Return every line of the data below that includes the string "Lost".

____ Supplied material

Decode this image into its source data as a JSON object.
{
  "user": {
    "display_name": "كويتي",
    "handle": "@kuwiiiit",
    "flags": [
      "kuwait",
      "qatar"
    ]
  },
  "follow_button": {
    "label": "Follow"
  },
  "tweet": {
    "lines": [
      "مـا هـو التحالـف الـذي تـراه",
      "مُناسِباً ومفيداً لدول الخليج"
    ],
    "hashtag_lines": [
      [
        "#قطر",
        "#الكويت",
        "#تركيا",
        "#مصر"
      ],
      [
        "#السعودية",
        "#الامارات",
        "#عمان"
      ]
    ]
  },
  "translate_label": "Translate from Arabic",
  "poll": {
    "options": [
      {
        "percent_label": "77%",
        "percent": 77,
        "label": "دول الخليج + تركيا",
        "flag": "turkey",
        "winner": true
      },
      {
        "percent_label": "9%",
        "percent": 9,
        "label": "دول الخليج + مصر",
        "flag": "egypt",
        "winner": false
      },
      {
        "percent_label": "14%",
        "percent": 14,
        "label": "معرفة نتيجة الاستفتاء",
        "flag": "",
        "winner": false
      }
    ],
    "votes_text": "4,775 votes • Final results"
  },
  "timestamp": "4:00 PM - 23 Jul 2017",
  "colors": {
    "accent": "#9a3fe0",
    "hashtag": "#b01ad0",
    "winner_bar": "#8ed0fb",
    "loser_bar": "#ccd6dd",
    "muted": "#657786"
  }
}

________
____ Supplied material

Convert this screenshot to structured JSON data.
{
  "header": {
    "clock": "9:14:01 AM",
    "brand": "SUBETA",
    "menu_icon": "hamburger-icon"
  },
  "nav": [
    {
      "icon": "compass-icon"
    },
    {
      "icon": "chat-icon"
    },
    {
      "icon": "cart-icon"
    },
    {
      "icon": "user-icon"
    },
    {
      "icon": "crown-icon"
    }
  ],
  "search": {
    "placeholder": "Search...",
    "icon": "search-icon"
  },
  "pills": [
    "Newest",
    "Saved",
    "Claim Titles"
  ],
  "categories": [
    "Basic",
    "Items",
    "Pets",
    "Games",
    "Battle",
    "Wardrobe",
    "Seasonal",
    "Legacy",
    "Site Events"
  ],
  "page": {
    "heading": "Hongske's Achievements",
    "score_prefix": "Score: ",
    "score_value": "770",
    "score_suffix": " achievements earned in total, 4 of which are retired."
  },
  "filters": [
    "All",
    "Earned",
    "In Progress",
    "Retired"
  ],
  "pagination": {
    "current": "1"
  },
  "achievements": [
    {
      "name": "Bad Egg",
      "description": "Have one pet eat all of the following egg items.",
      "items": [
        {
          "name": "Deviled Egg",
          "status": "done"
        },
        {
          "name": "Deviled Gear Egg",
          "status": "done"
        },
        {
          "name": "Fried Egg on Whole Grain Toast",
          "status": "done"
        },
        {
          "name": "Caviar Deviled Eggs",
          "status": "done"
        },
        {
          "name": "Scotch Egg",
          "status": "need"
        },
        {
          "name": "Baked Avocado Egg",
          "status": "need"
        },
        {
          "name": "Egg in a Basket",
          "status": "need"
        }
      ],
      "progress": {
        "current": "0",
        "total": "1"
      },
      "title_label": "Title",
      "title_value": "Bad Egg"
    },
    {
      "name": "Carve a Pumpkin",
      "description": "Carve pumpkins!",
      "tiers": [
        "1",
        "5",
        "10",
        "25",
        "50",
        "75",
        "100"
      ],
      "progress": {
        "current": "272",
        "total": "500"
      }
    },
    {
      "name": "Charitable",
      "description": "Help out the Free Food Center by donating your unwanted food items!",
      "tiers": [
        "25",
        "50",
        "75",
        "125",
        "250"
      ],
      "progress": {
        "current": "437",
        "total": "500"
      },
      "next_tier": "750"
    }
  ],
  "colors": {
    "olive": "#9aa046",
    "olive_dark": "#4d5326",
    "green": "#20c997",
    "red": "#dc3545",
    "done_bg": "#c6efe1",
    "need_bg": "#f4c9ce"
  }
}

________
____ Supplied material

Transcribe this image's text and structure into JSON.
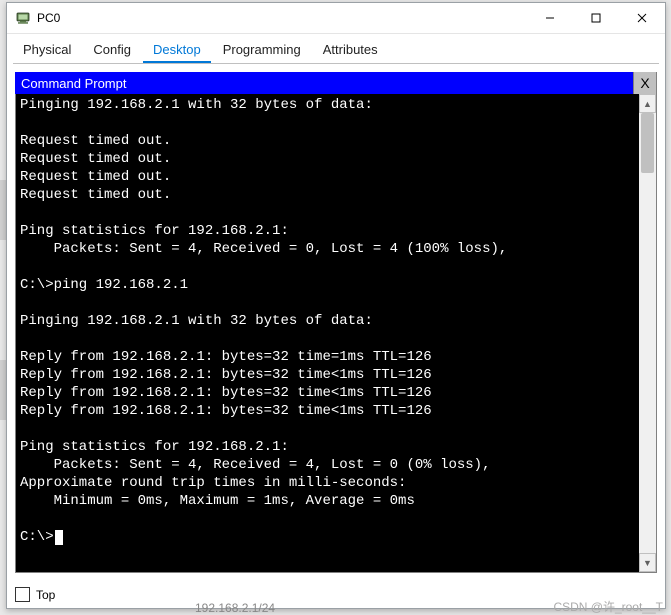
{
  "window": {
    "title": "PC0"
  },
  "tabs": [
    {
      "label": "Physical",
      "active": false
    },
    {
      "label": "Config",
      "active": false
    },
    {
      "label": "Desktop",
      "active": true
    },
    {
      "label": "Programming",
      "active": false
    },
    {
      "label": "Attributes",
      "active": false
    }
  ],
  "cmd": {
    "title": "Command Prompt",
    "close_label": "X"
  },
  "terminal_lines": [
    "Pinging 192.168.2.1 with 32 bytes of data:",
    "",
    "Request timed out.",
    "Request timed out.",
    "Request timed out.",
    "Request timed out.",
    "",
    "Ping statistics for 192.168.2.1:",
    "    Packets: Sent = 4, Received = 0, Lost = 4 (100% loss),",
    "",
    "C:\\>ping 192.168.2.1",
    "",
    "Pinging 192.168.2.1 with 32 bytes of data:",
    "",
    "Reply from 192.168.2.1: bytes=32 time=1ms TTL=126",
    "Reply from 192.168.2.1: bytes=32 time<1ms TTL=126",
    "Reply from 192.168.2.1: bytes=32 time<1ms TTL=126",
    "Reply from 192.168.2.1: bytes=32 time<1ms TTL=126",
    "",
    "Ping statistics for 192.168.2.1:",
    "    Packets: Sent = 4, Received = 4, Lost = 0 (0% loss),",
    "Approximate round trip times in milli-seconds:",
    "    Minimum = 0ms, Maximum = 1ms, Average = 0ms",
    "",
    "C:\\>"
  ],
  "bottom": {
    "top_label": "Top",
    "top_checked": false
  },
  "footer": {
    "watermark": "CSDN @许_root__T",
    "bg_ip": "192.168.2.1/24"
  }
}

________

» **Expected answer**
    "    Packets: Sent = 4, Received = 0, Lost = 4 (100% loss),",
    "    Packets: Sent = 4, Received = 4, Lost = 0 (0% loss),",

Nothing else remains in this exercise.